A drop in prices in August, as usual
A drop in prices is traditionally observed in August and this year as well the average price level dropped by 0.3%, primarily as a result of seasonal discounts. The annual inflation, on the other hand, rose from 4.3% to 4.7% on account of base effect.
Vegetable prices dropped for a second consecutive month, sliding much below the previous year's level when prices rose because of the great demand from Russia. Seasonal sales continued for footwear, whereas for wearing apparel they have (untypically) already concluded. A great role in the abatement of price rises has been played by the trend of global price stabilization. Food prices dropped 2.2% over a month, which was determined by a month-on-month drop in vegetable prices of 20.9% and a year-on-year drop of 10.5%. The trade price of natural gas continued to rise and, consequently, there was a rise in heating tariffs (1.3% over a month), which exceed those at the end of the previous heating season (in March) by 6.8%, yet are 2.5% lower year-on-year. The drop in oil prices in August was also reflected in fuel prices in Latvia, which fell 0.6% yet climbed substantially, 18.6%, year-on-year.
The stabilizing of global prices has had a beneficial effect on both food prices and total inflation. The future of global prices, however, is uncertain. Despite announcements of reduced predictions of growth in the US and the euro area, oil prices have yet again climbed, to 119 US dollars per barrel, which is only 7% below the highest level recorded in April. Food prices have stabilized at a very high level, with market participants awaiting news on this year's harvest.
No notable price rises are expected in the next few months. The increased prices for utilities will have a dampening effect on the demand of non-essential goods and services, particularly after the beginning of the heating season. The weak demand will thus prevent businesses from raising prices. The situation regarding gas prices is different: the substantial rise in energy resource prices at the beginning of this year will continue to be reflected in rising prices of natural gas, as gas prices are tied to the last-nine-month dynamics of global oil product prices.
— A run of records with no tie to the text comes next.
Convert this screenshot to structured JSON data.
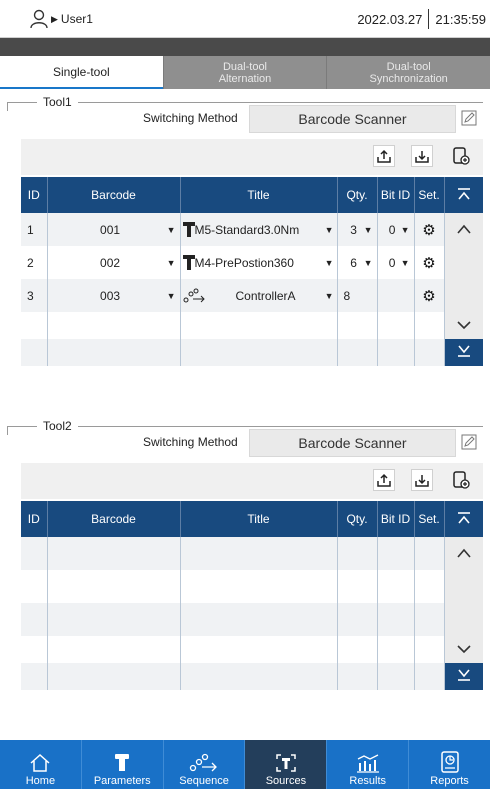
{
  "header": {
    "user": "User1",
    "date": "2022.03.27",
    "time": "21:35:59"
  },
  "tabs": [
    {
      "label": "Single-tool",
      "active": true
    },
    {
      "label": "Dual-tool\nAlternation",
      "active": false
    },
    {
      "label": "Dual-tool\nSynchronization",
      "active": false
    }
  ],
  "tool1": {
    "title": "Tool1",
    "switch_label": "Switching Method",
    "switch_value": "Barcode Scanner",
    "columns": [
      "ID",
      "Barcode",
      "Title",
      "Qty.",
      "Bit ID",
      "Set."
    ],
    "rows": [
      {
        "id": "1",
        "barcode": "001",
        "title": "M5-Standard3.0Nm",
        "qty": "3",
        "bit": "0"
      },
      {
        "id": "2",
        "barcode": "002",
        "title": "M4-PrePostion360",
        "qty": "6",
        "bit": "0"
      },
      {
        "id": "3",
        "barcode": "003",
        "title": "ControllerA",
        "qty": "8",
        "bit": ""
      }
    ]
  },
  "tool2": {
    "title": "Tool2",
    "switch_label": "Switching Method",
    "switch_value": "Barcode Scanner",
    "columns": [
      "ID",
      "Barcode",
      "Title",
      "Qty.",
      "Bit ID",
      "Set."
    ]
  },
  "nav": [
    {
      "label": "Home",
      "icon": "home-icon",
      "active": false
    },
    {
      "label": "Parameters",
      "icon": "screw-icon",
      "active": false
    },
    {
      "label": "Sequence",
      "icon": "sequence-icon",
      "active": false
    },
    {
      "label": "Sources",
      "icon": "sources-icon",
      "active": true
    },
    {
      "label": "Results",
      "icon": "results-icon",
      "active": false
    },
    {
      "label": "Reports",
      "icon": "reports-icon",
      "active": false
    }
  ],
  "colors": {
    "header_blue": "#184a7f",
    "nav_blue": "#1971c7",
    "nav_active": "#233e5b"
  }
}
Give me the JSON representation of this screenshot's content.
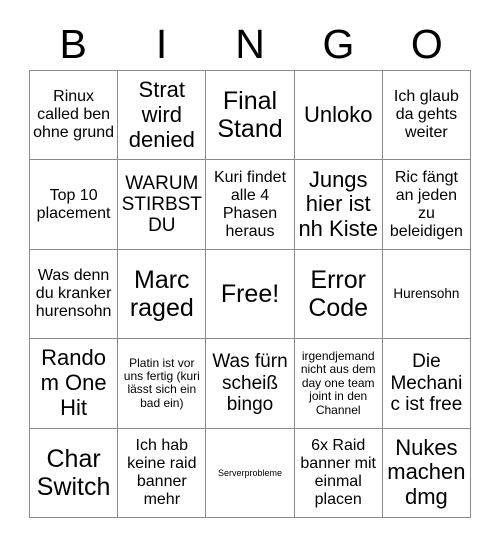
{
  "header": {
    "letters": [
      "B",
      "I",
      "N",
      "G",
      "O"
    ]
  },
  "grid": {
    "columns": 5,
    "rows": 5,
    "border_color": "#8a8a8a",
    "background_color": "#ffffff",
    "text_color": "#000000",
    "cells": [
      {
        "text": "Rinux called ben ohne grund",
        "size": "md"
      },
      {
        "text": "Strat wird denied",
        "size": "xl"
      },
      {
        "text": "Final Stand",
        "size": "xxl"
      },
      {
        "text": "Unloko",
        "size": "xl"
      },
      {
        "text": "Ich glaub da gehts weiter",
        "size": "md"
      },
      {
        "text": "Top 10 placement",
        "size": "md"
      },
      {
        "text": "WARUM STIRBST DU",
        "size": "lg"
      },
      {
        "text": "Kuri findet alle 4 Phasen heraus",
        "size": "md"
      },
      {
        "text": "Jungs hier ist nh Kiste",
        "size": "xl"
      },
      {
        "text": "Ric fängt an jeden zu beleidigen",
        "size": "md"
      },
      {
        "text": "Was denn du kranker hurensohn",
        "size": "md"
      },
      {
        "text": "Marc raged",
        "size": "xxl"
      },
      {
        "text": "Free!",
        "size": "xxl"
      },
      {
        "text": "Error Code",
        "size": "xxl"
      },
      {
        "text": "Hurensohn",
        "size": "sm"
      },
      {
        "text": "Random One Hit",
        "size": "xl"
      },
      {
        "text": "Platin ist vor uns fertig (kuri lässt sich ein bad ein)",
        "size": "xs"
      },
      {
        "text": "Was fürn scheiß bingo",
        "size": "lg"
      },
      {
        "text": "irgendjemand nicht aus dem day one team joint in den Channel",
        "size": "xs"
      },
      {
        "text": "Die Mechanic ist free",
        "size": "lg"
      },
      {
        "text": "Char Switch",
        "size": "xxl"
      },
      {
        "text": "Ich hab keine raid banner mehr",
        "size": "md"
      },
      {
        "text": "Serverprobleme",
        "size": "xxs"
      },
      {
        "text": "6x Raid banner mit einmal placen",
        "size": "md"
      },
      {
        "text": "Nukes machen dmg",
        "size": "xl"
      }
    ]
  }
}
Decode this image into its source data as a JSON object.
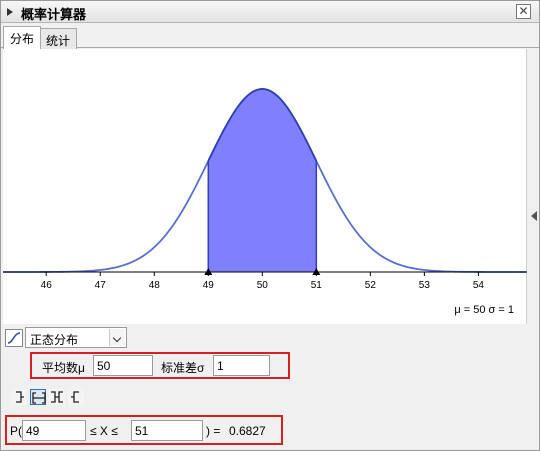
{
  "window": {
    "title": "概率计算器",
    "close_glyph": "✕"
  },
  "tabs": [
    {
      "label": "分布",
      "active": true
    },
    {
      "label": "统计",
      "active": false
    }
  ],
  "chart_data": {
    "type": "area",
    "distribution": "normal",
    "mu": 50,
    "sigma": 1,
    "x_ticks": [
      46,
      47,
      48,
      49,
      50,
      51,
      52,
      53,
      54
    ],
    "xlim": [
      45.2,
      54.9
    ],
    "shaded_range": [
      49,
      51
    ],
    "colors": {
      "curve": "#5a6fd0",
      "fill": "#8080ff",
      "edge": "#3040b0"
    },
    "params_text": "μ = 50    σ = 1"
  },
  "controls": {
    "distribution_select": "正态分布",
    "mean_label": "平均数μ",
    "mean_value": "50",
    "sd_label": "标准差σ",
    "sd_value": "1"
  },
  "probability": {
    "prefix": "P(",
    "lower": "49",
    "middle": "≤ X ≤",
    "upper": "51",
    "suffix": ") =",
    "result": "0.6827"
  }
}
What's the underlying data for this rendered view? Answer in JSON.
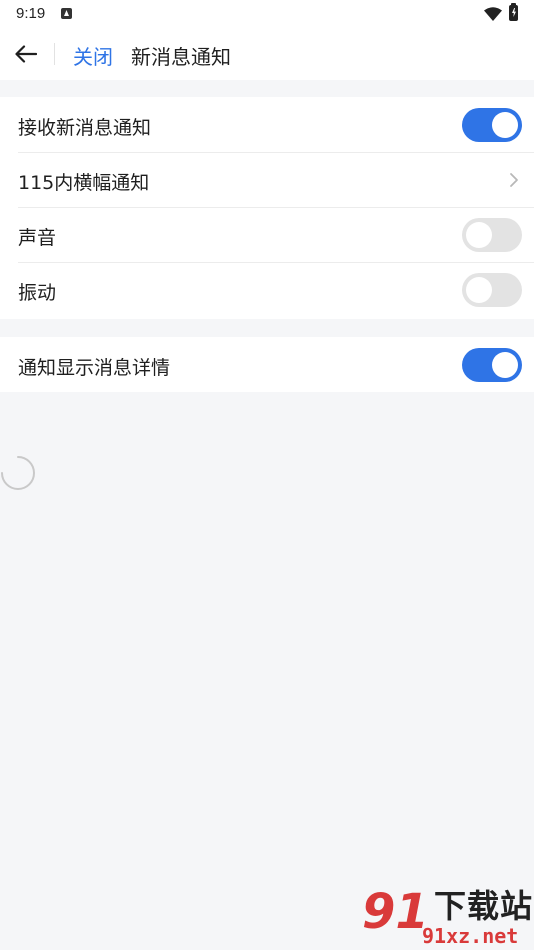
{
  "status_bar": {
    "time": "9:19",
    "notification_icon": "notification-a-icon",
    "wifi_icon": "wifi-icon",
    "battery_icon": "battery-charging-icon"
  },
  "header": {
    "back_icon": "arrow-left-icon",
    "close_label": "关闭",
    "title": "新消息通知"
  },
  "settings": {
    "group1": [
      {
        "label": "接收新消息通知",
        "control": "toggle",
        "on": true
      },
      {
        "label": "115内横幅通知",
        "control": "chevron"
      },
      {
        "label": "声音",
        "control": "toggle",
        "on": false
      },
      {
        "label": "振动",
        "control": "toggle",
        "on": false
      }
    ],
    "group2": [
      {
        "label": "通知显示消息详情",
        "control": "toggle",
        "on": true
      }
    ]
  },
  "colors": {
    "accent": "#2f74e6",
    "toggle_off": "#e3e3e3",
    "background": "#f5f6f8",
    "watermark_red": "#d93a3a"
  },
  "watermark": {
    "logo_text": "91",
    "title": "下载站",
    "url": "91xz.net"
  }
}
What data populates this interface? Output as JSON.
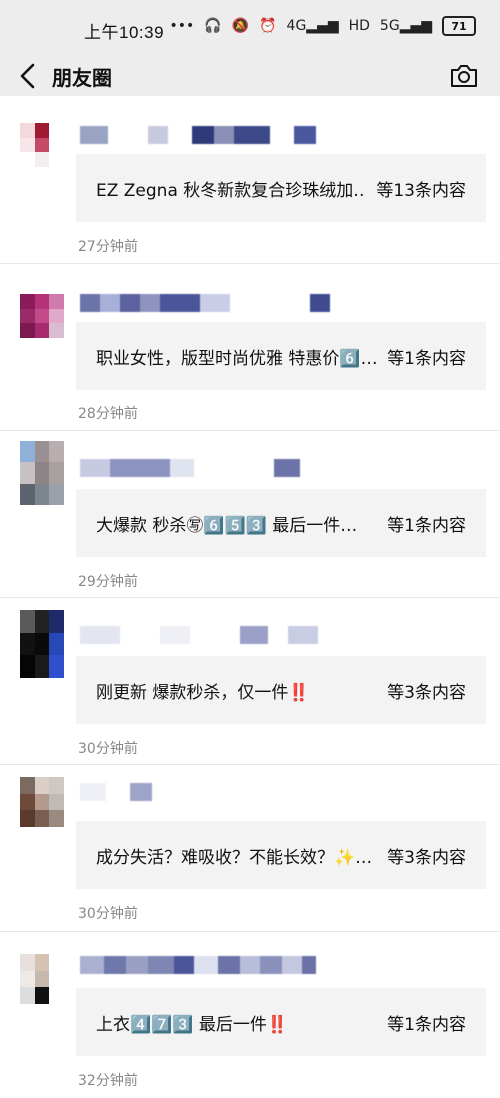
{
  "status": {
    "time": "上午10:39",
    "icons": [
      "dots-icon",
      "headphones-icon",
      "mute-icon",
      "alarm-icon",
      "4g-signal-icon",
      "hd-icon",
      "5g-signal-icon"
    ],
    "signal_4g": "4G",
    "hd": "HD",
    "signal_5g": "5G",
    "battery": "71"
  },
  "nav": {
    "title": "朋友圈"
  },
  "posts": [
    {
      "snippet": "EZ Zegna 秋冬新款复合珍珠绒加…",
      "count": "等13条内容",
      "time": "27分钟前"
    },
    {
      "snippet": "职业女性，版型时尚优雅 特惠价6️⃣…",
      "count": "等1条内容",
      "time": "28分钟前"
    },
    {
      "snippet": "大爆款 秒杀㊢6️⃣5️⃣3️⃣ 最后一件…",
      "count": "等1条内容",
      "time": "29分钟前"
    },
    {
      "snippet": "刚更新 爆款秒杀，仅一件‼️",
      "count": "等3条内容",
      "time": "30分钟前"
    },
    {
      "snippet": "成分失活？难吸收？不能长效？✨…",
      "count": "等3条内容",
      "time": "30分钟前"
    },
    {
      "snippet": "上衣4️⃣7️⃣3️⃣ 最后一件‼️",
      "count": "等1条内容",
      "time": "32分钟前"
    }
  ]
}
A significant drop in annual inflation is thus not to be expected by the end of the year inflation will return to its 2-3% range only next year.